At the 2015 Speed Form final project presentations, GM Creative Sculptor Kyle Robie stated that “this Speed Form Project collaboration represents new learning on both sides—an exchange of processes through a non-traditional approach—and educates people about a part of the automotive world that most don’t even know exists.”

“Having Ringling students work side-by-side with the design visionaries at GM has been an amazing opportunity for our students and for Ringling overall,” says Ringling College Associate Vice President for Collaborative Services Cynthia Gravino. “Every year the quality of the work and experience has improved, and this year’s incoming Speed Form students know they are in for a challenge. They expect to raise the bar, and hopefully, they may have a job offer after they have done so.”

Creative vision, work and quality from the Speed Form class is at such a level that all seniors who successfully complete the class are invited to interview for full-time design positions at GM, and students that are not seniors are granted the opportunity to interview with the company upon graduation.

GM’s iconic Detroit Design Center is responsible for changing the history of automotive design, from the 1957 Chevy Bel Air to the 1963 Corvette Stingray, the 2002 Cadillac CTS to the 2011 Chevy Volt.
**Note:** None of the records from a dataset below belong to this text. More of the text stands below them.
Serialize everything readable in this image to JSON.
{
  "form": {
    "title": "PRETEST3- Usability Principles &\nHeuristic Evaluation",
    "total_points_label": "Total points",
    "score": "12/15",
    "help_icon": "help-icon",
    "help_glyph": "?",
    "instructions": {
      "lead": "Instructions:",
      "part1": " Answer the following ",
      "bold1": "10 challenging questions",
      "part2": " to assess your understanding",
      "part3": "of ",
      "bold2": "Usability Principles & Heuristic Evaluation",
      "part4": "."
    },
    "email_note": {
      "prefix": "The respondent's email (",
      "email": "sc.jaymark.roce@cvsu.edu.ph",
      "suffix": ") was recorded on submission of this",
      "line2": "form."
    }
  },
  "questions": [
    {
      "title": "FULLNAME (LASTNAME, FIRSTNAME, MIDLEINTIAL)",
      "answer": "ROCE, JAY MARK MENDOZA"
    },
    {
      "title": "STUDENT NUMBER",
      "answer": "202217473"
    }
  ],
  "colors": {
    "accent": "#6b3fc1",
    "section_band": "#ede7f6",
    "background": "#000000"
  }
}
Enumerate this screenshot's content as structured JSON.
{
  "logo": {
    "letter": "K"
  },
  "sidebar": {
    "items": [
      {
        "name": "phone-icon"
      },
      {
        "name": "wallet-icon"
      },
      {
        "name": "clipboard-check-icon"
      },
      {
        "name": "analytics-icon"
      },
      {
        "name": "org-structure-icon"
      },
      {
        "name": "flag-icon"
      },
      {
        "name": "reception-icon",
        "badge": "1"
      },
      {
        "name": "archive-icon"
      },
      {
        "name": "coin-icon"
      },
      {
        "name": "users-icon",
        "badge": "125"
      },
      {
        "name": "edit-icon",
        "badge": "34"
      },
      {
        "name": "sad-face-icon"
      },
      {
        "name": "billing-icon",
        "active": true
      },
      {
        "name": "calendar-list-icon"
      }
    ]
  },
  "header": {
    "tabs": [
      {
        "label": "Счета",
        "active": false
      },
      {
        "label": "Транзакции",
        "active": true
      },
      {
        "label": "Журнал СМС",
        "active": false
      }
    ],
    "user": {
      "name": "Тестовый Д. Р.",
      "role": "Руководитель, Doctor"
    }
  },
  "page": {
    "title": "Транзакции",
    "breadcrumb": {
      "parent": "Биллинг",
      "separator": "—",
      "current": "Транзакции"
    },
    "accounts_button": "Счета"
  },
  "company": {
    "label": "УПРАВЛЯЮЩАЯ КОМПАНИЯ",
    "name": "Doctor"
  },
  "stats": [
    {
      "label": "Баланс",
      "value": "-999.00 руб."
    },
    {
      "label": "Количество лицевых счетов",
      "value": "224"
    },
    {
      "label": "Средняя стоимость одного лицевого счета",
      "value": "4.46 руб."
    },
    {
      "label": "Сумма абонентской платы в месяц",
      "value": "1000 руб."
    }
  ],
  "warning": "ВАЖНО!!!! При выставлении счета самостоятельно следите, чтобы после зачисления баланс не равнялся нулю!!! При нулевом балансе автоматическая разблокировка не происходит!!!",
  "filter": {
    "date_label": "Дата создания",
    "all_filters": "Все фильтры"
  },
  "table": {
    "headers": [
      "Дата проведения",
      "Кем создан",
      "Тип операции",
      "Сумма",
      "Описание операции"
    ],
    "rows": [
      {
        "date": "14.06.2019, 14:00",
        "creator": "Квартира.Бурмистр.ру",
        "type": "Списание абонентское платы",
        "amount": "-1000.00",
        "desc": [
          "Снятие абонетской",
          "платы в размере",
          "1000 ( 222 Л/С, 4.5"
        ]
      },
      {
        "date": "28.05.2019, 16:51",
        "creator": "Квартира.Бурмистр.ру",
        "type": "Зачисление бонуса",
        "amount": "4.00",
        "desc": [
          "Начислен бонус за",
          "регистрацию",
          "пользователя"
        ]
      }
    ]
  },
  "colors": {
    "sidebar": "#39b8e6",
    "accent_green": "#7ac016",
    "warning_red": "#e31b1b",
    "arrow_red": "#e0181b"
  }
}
Now Ringling students and graduates are working with the brand to shape the industry’s future in a very real way.

By Rich Schineller

To learn more about the Collaboratory, view our website.